Military Hospitals and Doctors
From the start of the war, significant numbers of men were repatriated from the front for treatment and convalescence in the military hospitals. A substantial one (the 1st Eastern General) was established in Cambridge, staffed largely by the doctors from the old Addenbrooke’s Hospital. Because of the reputation of the college in medical education, there were many Caian medical students and trained doctors in the services and many of our medical students worked at the hospital acting as dressers, like Arthur M Horsey who died in 1917.
The 1st Eastern General initially opened at the Leys School, and then at Trinity College when school reconvened in September 1914. Trinity had wards opening onto the court with beds in the covered walkways but this, too, was inconvenient when the new term started in October. The prefabricated hospital subsequently found a more permanent home on land where later the University Library was built.
The 1st Eastern Hospital contained 1500 beds by the end of 1915, later rising to 1700. The wounded were ferried to the hospital from the station in fleets of ambulances serviced by Marshalls Garage in Trinity Street. The hospital itself had a post office, shop, tennis courts and a cinema for the use of staff and patients.
Several of the Caius doctors who served during WW1 made great contributions to medical science. Outstanding amongst those who survived the war, is Sir Harold Delf Gillies (1901), widely considered the father of modern plastic surgery
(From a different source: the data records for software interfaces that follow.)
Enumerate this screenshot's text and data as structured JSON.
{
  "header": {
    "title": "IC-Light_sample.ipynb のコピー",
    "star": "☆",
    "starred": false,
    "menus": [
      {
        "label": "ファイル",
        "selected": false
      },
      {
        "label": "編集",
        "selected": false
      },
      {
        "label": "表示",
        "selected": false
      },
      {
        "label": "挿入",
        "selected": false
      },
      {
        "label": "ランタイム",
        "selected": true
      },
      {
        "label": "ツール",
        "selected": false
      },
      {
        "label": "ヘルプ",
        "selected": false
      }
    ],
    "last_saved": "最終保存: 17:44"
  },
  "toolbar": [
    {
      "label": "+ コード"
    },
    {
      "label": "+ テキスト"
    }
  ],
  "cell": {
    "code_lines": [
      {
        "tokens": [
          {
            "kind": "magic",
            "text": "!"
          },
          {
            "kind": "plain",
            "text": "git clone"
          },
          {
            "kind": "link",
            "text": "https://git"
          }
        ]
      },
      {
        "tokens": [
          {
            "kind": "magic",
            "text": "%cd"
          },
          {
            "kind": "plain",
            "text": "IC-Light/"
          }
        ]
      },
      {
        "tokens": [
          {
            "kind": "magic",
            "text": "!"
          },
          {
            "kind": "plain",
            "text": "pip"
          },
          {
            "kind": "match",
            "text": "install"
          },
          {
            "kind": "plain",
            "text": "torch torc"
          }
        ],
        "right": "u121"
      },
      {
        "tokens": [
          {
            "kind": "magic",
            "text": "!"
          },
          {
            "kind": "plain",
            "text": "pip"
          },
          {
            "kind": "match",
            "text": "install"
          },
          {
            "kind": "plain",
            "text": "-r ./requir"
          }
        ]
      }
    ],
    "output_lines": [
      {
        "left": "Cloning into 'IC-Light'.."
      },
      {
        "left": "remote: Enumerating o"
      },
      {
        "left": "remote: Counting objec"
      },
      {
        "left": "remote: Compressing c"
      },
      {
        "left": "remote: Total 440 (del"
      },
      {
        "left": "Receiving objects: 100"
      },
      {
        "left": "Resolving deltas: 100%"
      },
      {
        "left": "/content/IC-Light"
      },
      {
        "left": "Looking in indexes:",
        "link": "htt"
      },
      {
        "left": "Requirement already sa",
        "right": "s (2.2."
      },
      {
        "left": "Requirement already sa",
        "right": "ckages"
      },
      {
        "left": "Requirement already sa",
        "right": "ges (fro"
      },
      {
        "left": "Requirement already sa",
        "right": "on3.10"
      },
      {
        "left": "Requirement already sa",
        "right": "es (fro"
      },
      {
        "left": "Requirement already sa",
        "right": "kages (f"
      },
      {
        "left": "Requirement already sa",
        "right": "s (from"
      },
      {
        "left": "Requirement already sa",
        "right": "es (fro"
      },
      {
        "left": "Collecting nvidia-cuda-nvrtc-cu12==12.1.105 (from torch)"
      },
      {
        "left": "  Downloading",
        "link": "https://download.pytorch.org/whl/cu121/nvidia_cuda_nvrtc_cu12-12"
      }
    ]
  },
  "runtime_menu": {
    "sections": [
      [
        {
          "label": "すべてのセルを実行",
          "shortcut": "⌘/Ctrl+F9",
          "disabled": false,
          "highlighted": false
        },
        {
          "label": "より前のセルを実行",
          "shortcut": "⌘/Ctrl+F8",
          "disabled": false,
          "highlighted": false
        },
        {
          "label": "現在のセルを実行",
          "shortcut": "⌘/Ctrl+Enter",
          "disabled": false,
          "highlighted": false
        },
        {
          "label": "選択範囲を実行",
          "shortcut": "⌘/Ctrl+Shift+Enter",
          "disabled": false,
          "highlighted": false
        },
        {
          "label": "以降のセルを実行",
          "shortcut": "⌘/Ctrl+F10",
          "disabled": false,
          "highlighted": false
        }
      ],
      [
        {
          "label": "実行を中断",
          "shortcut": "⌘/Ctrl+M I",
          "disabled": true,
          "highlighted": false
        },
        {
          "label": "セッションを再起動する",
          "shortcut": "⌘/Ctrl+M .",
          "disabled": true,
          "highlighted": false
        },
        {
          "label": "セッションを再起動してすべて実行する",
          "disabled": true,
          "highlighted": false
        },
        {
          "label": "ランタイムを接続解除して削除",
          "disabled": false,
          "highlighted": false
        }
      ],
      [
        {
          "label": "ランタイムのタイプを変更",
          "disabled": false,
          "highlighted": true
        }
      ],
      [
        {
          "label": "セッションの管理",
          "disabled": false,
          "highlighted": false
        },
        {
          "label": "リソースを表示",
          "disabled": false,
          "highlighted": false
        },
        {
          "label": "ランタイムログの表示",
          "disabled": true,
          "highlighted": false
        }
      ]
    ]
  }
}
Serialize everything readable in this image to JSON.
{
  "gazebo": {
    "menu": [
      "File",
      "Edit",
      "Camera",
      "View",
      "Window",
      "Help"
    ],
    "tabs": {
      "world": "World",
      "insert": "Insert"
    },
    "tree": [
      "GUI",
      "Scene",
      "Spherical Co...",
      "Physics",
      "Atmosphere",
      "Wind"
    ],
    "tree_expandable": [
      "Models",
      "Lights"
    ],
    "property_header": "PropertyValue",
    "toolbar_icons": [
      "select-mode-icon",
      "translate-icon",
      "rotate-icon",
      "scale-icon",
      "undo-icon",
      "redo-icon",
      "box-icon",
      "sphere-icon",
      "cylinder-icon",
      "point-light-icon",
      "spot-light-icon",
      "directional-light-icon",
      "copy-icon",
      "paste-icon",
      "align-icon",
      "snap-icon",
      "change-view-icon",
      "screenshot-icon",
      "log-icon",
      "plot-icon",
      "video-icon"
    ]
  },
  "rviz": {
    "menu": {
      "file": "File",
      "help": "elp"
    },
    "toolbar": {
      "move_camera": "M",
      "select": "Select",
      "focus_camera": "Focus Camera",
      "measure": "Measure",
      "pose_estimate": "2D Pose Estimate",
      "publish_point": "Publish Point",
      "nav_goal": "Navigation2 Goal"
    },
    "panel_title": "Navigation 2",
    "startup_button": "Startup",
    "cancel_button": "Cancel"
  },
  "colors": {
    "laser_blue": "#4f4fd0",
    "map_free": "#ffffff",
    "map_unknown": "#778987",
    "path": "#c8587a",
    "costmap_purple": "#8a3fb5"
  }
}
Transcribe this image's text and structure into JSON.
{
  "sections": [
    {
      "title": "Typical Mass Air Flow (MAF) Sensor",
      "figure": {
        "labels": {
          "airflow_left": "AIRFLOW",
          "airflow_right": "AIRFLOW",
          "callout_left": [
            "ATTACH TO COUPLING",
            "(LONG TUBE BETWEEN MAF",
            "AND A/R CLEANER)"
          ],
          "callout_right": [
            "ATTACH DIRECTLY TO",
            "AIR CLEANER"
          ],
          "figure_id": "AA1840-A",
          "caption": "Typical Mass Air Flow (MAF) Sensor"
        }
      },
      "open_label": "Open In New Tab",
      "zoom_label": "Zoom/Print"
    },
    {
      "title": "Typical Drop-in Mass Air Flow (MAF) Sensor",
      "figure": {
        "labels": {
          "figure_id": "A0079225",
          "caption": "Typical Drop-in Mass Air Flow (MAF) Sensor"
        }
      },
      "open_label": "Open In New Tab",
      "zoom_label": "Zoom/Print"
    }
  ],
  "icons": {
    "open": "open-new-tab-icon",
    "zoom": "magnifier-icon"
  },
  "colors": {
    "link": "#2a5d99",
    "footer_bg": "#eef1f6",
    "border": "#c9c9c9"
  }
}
Harold Gillies was a New Zealander born in 1882. He came to Caius to study medicine on a chapel scholarship and was a rower in spite of a childhood injury to his elbow. He qualified as a surgeon and, in 1915, he joined the RAMC serving in the hospitals at the front. Whilst there, he met an American-French dentist called Charles Auguste Valadier. Gillies became enthusiastic about Valadier’s efforts to replace missing jaws resulting from gunshot wounds.
Battlefield wounds were often horrendous and Gillies became interested in facial reconstruction in order to counter the effects of these wounds. After treating several severe wounds, in 1917, he undertook his first facial reconstruction on a sailor, Walter Yeo, who had been badly injured at the Battle of Jutland. His work went largely unrecognised until the mid-1920s.
He persuaded the army medical authorities to set up a plastic surgery unit at The Queen’s Hospital, Sidcup and treated 2000 casualties of the Somme there.
Another pioneering Caian doctor who survived the war but served in France was Charles Samuel Myers. He was the son of a London merchant and came up to Caius in 1891. He was a gifted violinist, had a great interest in anthropology and was a member of the expedition to the Torres Strait with W H R Rivers. Myers became lecturer in Experimental Psychology in 1906 and published his genuinely original ‘Textbook of Experimental Psychology’ in 1909. He was instrumental in setting up the Psychological Laboratory in 1912.
Charles Myers was keen to join the RAMC at the start of WW1. Working in the hospital at Le Touquet, he was the first person to use the term ‘Shell Shock’ in literature. This was in his paper published 100 years ago as a result of observations taken in late 1914. His seminal work involved the measurement of olfactory and visual perception in men who had been subjected to trauma from blasts. A great debate ensued as to whether shell shock was the result of brain injury or was purely psychological in nature.
After the war, Charles Myers returned to Cambridge and became a Fellow of the College and, after moving to London, an Honorary Fellow.
It is well known that Caius has a long and distinguished tradition of training doctors, and WW1 saw many of them killed on active service. There is a bit of a myth that the care of the wounded from the battlefields was rudimentary but in fact the system was carefully planned. The first point in the treatment of casualties once they had been carried in from the front was the Field Ambulance. These units were described in ‘A Medical Officer's diary and narrative of the First World War’ by T Hampson:
"In a scattered action, naturally the wounded will be all over the place, many … have to be searched for and collected together for dressing or evacuation. The next step in the evacuation is the carriage of the wounded … to the Field Ambulance Advanced Dressing Station (ADS). The position of this is of course extremely variable, depending on the situation, but if possible it is a place on a road where our horse buses can be got to, and where the wounded can be attended to …. ADS's have to be as close as possible to avoid long carries by bearers, and are often within rifle range of the enemy…
At the FA HQ, urgent operations could be done, or the cases more thoroughly dressed, given AT serum, drinks and food, and made as comfortable as possible, often on palliasses stuffed with straw; but there was no unnecessary undressing."
Kenneth Harrison Alloa Kellie served in the 104th Field Ambulance at Derancourt, near Albert and was killed on the 25th June 1916. Born in Maida Vale, he matriculated at Caius in 1892 and worked, often with children, at St George’s, Paddington Green Children's Hospital, the Belgrave Hospital for Children and at the Royal Hospital for Diseases of the Chest. At College, he was a keen rower and a freemason. Kenneth also studied in Paris, New York and Boston.